Here are some tips for recovery while still taking advantage of the enjoyment during the holidays:


For most procedures, air travel does not present a problem for recovery and healing. There are some procedures where we would recommend a couple of days of healing would  before getting on an airplane.  If you are traveling via car, be sure to give yourself enough time to rest, especially after sedation. The most common sequelae from surgery are pain and swelling. If you are on a medication that makes you drowsy or foggy, make sure you have a travel buddy or driver who would be getting behind the wheel. For the swelling, make sure to bring an ice pack with you to decrease the amount of puffiness and discomfort you might have.


During recovery, your jaw might be sore and make it difficult to chew. It is recommended to stick to a softer “scrambled-egg consistency” diet until you feel a normal diet is manageable. Try to avoid spicy foods or citrus as these foods can tend to cause more discomfort. It is crucial to maintain a good nutritious diet after surgery to allow for the surgical sites to heal. Some recommendations:

  • Mashed potatoes
  • Soup
  • Stuffing
  • Baked yams
  • Yogurt
  • Shredded meat such as Turkey or ground beef
  • Pumpkin pie with ice cream

Nutrient shakes, fruit shakes or boost shakes are also a great option for nutrition while you are healing. (remember to avoid using a straw!)

Foods to avoid:

  • Bone-in meat
  • Crispy or sharp foods
  • Foods that require significant chewing force such as jerky, pizza crust, etc


During recovery, you will want to rest and “take it easy.” So, high contact sports like a friendly family flag football game might be tough. However, low impact activities such as board games, card games, or taking a stroll is usually okay.

Ultimately, keep in mind that it takes time to heal. If you feel more throbs or aches in the surgical site or if you notice an increase in swelling or bleeding, you might need to take things more slowly. If you have any questions/concerns or want to find out more about healing after a particular surgery, don’t hesitate to contact Dr. Zachar or myself at Colorado Oral Surgery Group.

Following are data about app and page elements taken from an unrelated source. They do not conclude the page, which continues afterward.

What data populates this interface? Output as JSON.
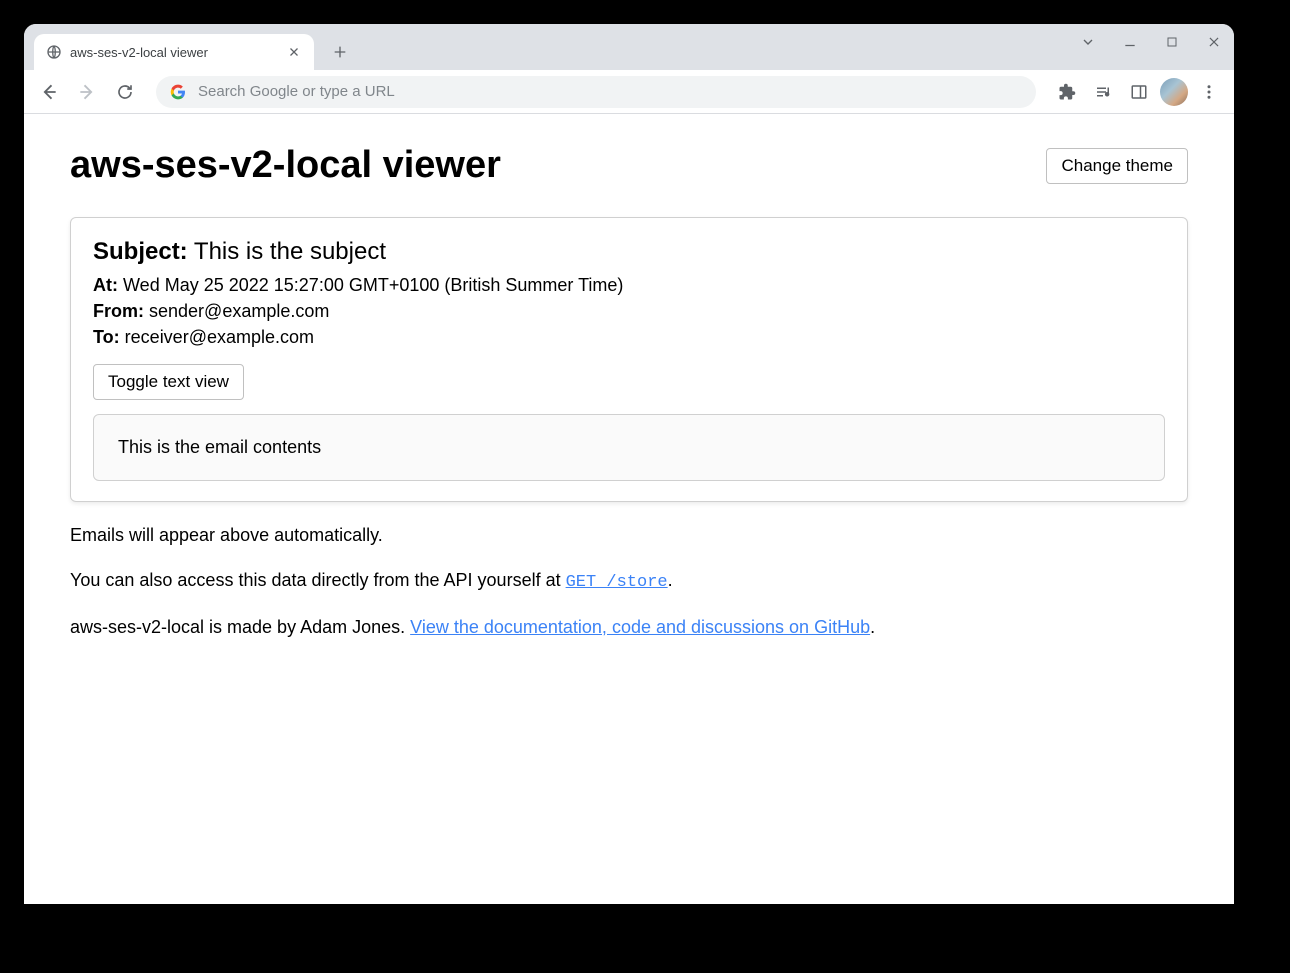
{
  "browser": {
    "tab_title": "aws-ses-v2-local viewer",
    "url_placeholder": "Search Google or type a URL"
  },
  "page": {
    "title": "aws-ses-v2-local viewer",
    "change_theme_label": "Change theme"
  },
  "email": {
    "subject_label": "Subject:",
    "subject_value": "This is the subject",
    "at_label": "At:",
    "at_value": "Wed May 25 2022 15:27:00 GMT+0100 (British Summer Time)",
    "from_label": "From:",
    "from_value": "sender@example.com",
    "to_label": "To:",
    "to_value": "receiver@example.com",
    "toggle_label": "Toggle text view",
    "body": "This is the email contents"
  },
  "footer": {
    "info1": "Emails will appear above automatically.",
    "info2_pre": "You can also access this data directly from the API yourself at ",
    "info2_code": "GET /store",
    "info2_post": ".",
    "info3_pre": "aws-ses-v2-local is made by Adam Jones. ",
    "info3_link": "View the documentation, code and discussions on GitHub",
    "info3_post": "."
  }
}
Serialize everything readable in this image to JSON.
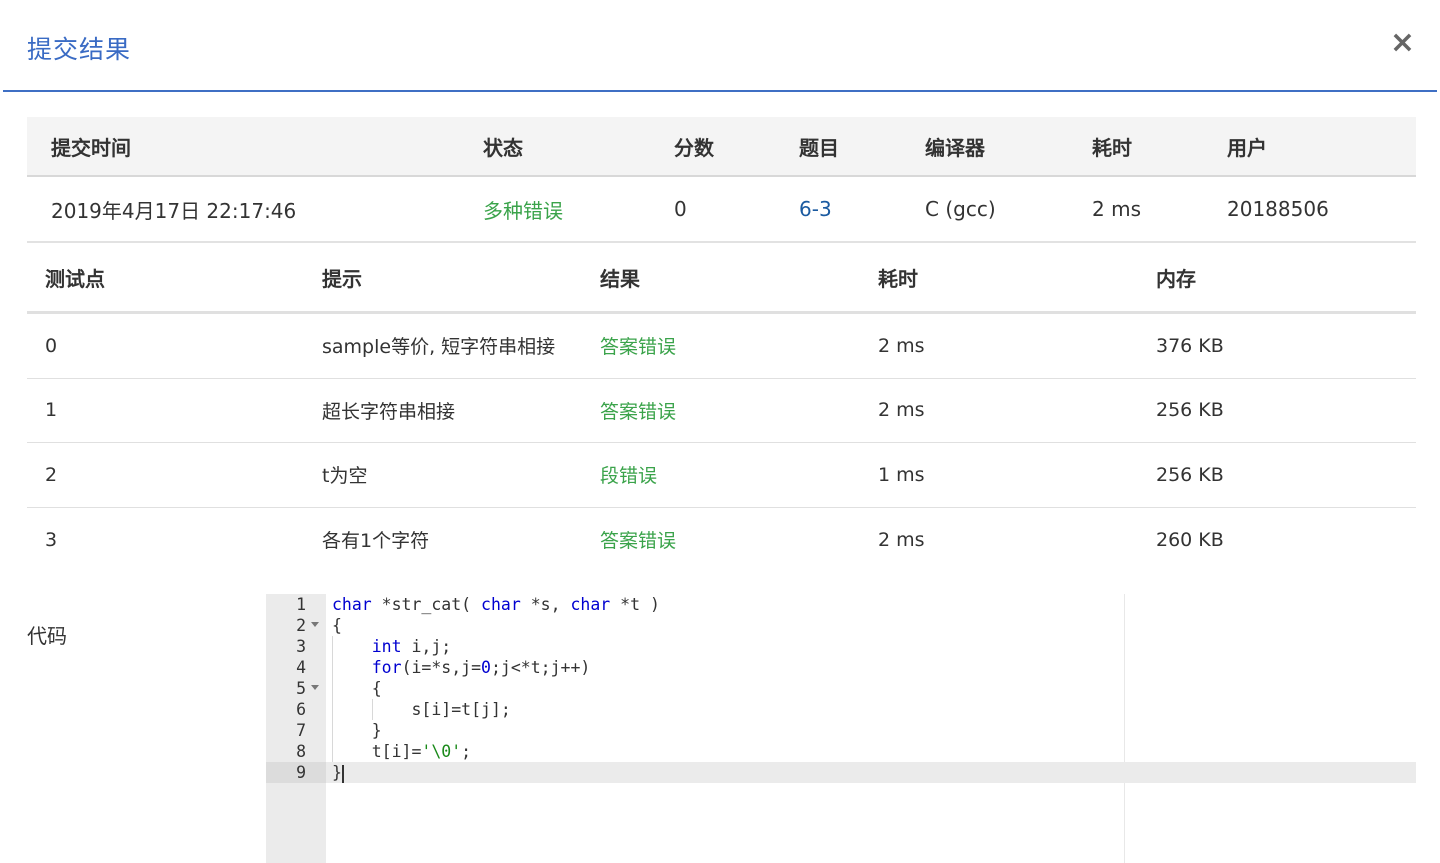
{
  "modal": {
    "title": "提交结果",
    "close_label": "×"
  },
  "summary": {
    "headers": [
      "提交时间",
      "状态",
      "分数",
      "题目",
      "编译器",
      "耗时",
      "用户"
    ],
    "row": {
      "time": "2019年4月17日 22:17:46",
      "status": "多种错误",
      "score": "0",
      "problem": "6-3",
      "compiler": "C (gcc)",
      "duration": "2 ms",
      "user": "20188506"
    }
  },
  "tests": {
    "headers": [
      "测试点",
      "提示",
      "结果",
      "耗时",
      "内存"
    ],
    "rows": [
      {
        "id": "0",
        "hint": "sample等价, 短字符串相接",
        "result": "答案错误",
        "time": "2 ms",
        "memory": "376 KB"
      },
      {
        "id": "1",
        "hint": "超长字符串相接",
        "result": "答案错误",
        "time": "2 ms",
        "memory": "256 KB"
      },
      {
        "id": "2",
        "hint": "t为空",
        "result": "段错误",
        "time": "1 ms",
        "memory": "256 KB"
      },
      {
        "id": "3",
        "hint": "各有1个字符",
        "result": "答案错误",
        "time": "2 ms",
        "memory": "260 KB"
      }
    ]
  },
  "code": {
    "label": "代码",
    "line_numbers": [
      "1",
      "2",
      "3",
      "4",
      "5",
      "6",
      "7",
      "8",
      "9"
    ],
    "lines": [
      "char *str_cat( char *s, char *t )",
      "{",
      "    int i,j;",
      "    for(i=*s,j=0;j<*t;j++)",
      "    {",
      "        s[i]=t[j];",
      "    }",
      "    t[i]='\\0';",
      "}"
    ],
    "active_line": 9,
    "fold_lines": [
      2,
      5
    ]
  },
  "colors": {
    "accent": "#3a6bc4",
    "success_text": "#3aa34a",
    "link": "#1a5aa0"
  }
}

Hope you all have a wonderful holiday season!

Sarah Bong-Thakur, DDS, Oral and Maxillofacial Surgeon